Prime Minister John Key has defended his Government's record on supporting the arts, following a stinging attack from acclaimed author Eleanor Catton.
Catton, winner of the 2013 Man Booker Prize for her West Coast-set novel The Luminaries, told reporters in India that she's struggling with her identity as a New Zealand writer, and is "very angry" with the Government.
"Coming and being an ambassador for my country when I feel that actually my country is not doing as much as they could for the intellectual world in general, but for the literary arts... It's just a slightly complicated position to be in," she said.
"At the moment, New Zealand, like Australia and Canada, [are dominated by] these neo-liberal, profit-obsessed, very shallow, very money-hungry politicians who do not care about culture.

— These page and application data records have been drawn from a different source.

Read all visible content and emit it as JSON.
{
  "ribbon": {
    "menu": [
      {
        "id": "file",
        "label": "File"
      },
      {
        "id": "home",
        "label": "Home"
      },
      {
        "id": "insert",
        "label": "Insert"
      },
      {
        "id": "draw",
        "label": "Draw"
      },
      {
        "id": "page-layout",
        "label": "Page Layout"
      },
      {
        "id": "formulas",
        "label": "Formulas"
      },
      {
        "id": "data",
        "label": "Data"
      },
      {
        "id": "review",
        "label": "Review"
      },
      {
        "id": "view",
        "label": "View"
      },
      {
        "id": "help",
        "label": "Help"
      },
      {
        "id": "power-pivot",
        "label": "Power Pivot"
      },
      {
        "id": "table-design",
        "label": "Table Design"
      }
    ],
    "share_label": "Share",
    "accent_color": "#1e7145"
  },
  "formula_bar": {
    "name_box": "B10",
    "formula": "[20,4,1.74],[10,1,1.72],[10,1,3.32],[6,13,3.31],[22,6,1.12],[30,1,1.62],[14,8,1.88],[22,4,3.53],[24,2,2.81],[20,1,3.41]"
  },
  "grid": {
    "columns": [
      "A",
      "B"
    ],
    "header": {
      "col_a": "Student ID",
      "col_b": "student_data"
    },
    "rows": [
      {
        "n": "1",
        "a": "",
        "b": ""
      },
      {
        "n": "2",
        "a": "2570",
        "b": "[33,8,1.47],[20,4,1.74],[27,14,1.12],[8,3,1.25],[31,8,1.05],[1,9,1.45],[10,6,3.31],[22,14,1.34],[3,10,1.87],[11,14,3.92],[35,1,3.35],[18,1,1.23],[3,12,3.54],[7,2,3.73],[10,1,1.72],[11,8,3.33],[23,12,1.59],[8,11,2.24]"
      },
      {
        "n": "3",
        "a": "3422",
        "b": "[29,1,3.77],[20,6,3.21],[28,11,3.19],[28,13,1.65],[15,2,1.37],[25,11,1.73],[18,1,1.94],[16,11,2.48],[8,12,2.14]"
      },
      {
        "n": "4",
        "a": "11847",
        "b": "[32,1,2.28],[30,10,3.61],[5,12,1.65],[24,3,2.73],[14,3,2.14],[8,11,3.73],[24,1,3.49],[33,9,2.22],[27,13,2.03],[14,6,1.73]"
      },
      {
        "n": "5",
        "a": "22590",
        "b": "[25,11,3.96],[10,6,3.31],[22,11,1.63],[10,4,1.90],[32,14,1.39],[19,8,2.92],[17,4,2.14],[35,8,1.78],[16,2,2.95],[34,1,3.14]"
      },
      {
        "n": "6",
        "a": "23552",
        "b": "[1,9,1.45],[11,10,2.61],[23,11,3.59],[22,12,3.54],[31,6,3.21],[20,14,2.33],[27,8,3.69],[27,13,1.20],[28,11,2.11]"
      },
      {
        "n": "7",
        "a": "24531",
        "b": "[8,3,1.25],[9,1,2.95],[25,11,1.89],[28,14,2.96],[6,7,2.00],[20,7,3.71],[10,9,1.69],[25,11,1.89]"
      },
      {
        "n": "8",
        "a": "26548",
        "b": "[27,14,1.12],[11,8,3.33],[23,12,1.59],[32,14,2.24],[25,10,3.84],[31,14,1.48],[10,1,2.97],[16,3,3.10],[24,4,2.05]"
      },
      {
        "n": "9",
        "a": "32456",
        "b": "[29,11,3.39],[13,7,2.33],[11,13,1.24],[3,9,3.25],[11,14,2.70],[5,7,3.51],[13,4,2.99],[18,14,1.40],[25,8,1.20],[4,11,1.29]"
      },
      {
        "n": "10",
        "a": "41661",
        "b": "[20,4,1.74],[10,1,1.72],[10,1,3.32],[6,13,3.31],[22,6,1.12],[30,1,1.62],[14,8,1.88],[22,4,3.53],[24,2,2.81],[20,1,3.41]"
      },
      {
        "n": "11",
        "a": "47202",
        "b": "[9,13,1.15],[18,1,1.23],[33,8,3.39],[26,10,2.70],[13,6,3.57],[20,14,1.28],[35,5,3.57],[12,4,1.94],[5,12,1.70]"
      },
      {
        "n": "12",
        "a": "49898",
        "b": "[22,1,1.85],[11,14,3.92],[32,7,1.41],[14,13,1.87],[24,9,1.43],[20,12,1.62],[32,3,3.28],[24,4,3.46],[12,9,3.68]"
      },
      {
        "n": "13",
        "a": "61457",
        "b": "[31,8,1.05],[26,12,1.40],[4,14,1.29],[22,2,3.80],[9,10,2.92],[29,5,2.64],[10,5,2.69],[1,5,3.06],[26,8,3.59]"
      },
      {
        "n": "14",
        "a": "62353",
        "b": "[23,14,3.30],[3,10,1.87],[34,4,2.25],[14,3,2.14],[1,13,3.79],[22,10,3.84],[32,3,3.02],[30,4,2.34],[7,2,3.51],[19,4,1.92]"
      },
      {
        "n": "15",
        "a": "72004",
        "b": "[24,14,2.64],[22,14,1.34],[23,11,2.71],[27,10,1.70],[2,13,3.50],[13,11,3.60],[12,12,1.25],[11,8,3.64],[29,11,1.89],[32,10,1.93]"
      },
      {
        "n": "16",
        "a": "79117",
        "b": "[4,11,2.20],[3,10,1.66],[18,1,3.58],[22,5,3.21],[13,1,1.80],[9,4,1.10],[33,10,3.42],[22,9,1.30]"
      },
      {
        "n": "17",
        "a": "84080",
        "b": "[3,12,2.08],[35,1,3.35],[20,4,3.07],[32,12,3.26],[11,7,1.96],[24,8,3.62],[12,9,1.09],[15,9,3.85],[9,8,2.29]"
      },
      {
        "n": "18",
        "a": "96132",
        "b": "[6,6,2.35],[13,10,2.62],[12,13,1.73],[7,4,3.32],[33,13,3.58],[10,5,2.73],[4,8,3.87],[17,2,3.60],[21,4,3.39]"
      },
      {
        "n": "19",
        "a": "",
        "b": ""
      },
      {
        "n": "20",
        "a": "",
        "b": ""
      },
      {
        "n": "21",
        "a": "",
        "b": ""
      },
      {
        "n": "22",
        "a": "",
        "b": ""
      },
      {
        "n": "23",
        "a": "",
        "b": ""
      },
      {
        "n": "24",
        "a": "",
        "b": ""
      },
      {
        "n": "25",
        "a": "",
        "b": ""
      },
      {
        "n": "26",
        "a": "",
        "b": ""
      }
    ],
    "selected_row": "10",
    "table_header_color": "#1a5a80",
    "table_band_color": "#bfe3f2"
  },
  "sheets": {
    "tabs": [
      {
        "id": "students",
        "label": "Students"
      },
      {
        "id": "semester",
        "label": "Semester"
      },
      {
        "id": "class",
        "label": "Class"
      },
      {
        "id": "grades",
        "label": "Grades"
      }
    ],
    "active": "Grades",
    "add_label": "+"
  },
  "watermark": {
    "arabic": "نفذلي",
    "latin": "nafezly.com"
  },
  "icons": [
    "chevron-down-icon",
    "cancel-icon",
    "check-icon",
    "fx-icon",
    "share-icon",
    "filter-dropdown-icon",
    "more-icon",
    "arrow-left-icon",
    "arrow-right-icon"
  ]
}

They care about short-term gains. They would destroy the planet in order to be able to have the life they want."
Speaking on Firstline this morning, Mr Key said her views were "sad" because a lot of taxpayer money has been spent on backing New Zealand's literary sector.
"We were the Government that for instance was part of being country of the year that was host of the [2012 Frankfurt Book Fair], for instance. Actually I remember us getting some criticism for putting in so much money into that particular event."
He says Catton's association with the Green Party has clouded her views. Catton publicly backed the Greens before last year's general election.
"At the end of the day, Eleanor Catton is pretty well-known as being associated to the Green Party. Those views are views of the Green Party," says Mr Key.
"I happen to think it's a bit sad, because she doesn't clearly see much value in the Government, but I see tremendous value in her. I think she's a great writer, she's been doing wonderful things. She was a well-deserved winner of the Man Booker Prize award.
"So look, it's just a bit sad really that she's mixing politics with some of the other things that she's better-known for."
Mr Key also points out Catton was named in last year's New Honours List, when she was named a Member of the New Zealand Order of Merit.
The Prime Minister has recently been in Davos, Switzerland for the World Economic Forum, where inequality was a hot topic. He says rather than caring only about short-term gains, as Catton believes, there is "tremendous respect" for New Zealand's recent economic achievements.
"It's growing, it's producing jobs, its incomes are rising; today we are going to give a speech that talks about allowing and ensuring that more vulnerable families, who are very low-income families, get access to a home. That's hardly the speech of a completely profit-crazed Prime Minister."
Mr Key will this afternoon deliver his State of the Nation speech, where he talk about the Government's plans to sell off thousands of properties owned by Housing New Zealand. At present, he says 30 percent of applicants for a state home want a one-bedroom place, which make up only 9 percent of HNZ's stock.
"We have a complete mismatch of what is actually required."
He promises that more New Zealanders will actually get income-related rents under the changes, rather than fewer.
"The mix of who owns those homes will change, and as part of that we will sell some to community housing providers, but only because we believe they're adding value and can actually make a difference. I don't think we should get to a point where we have a monopoly on being the only provider of income-related rent subsidised homes."
Mr Key is set to deliver his speech at 12:30 in Auckland.
source: newshub archive